[[ RECORDED DATA, beginning ]]

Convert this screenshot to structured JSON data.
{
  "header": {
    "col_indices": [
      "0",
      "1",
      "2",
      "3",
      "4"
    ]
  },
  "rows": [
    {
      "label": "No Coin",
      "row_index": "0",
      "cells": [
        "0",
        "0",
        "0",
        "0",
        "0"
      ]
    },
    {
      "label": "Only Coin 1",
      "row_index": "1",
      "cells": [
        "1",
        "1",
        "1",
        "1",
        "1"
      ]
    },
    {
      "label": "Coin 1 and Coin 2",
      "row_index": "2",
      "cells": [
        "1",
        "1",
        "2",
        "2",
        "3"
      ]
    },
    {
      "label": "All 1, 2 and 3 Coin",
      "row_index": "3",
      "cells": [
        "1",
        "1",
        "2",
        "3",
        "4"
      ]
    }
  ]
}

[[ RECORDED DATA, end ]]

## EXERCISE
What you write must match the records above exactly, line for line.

## OUTPUT
Convert this screenshot to structured JSON data.
{
  "header": {
    "col_indices": [
      "0",
      "1",
      "2",
      "3",
      "4"
    ]
  },
  "rows": [
    {
      "label": "No Coin",
      "row_index": "0",
      "cells": [
        "0",
        "0",
        "0",
        "0",
        "0"
      ]
    },
    {
      "label": "Only Coin 1",
      "row_index": "1",
      "cells": [
        "1",
        "1",
        "1",
        "1",
        "1"
      ]
    },
    {
      "label": "Coin 1 and Coin 2",
      "row_index": "2",
      "cells": [
        "1",
        "1",
        "2",
        "2",
        "3"
      ]
    },
    {
      "label": "All 1, 2 and 3 Coin",
      "row_index": "3",
      "cells": [
        "1",
        "1",
        "2",
        "3",
        "4"
      ]
    }
  ]
}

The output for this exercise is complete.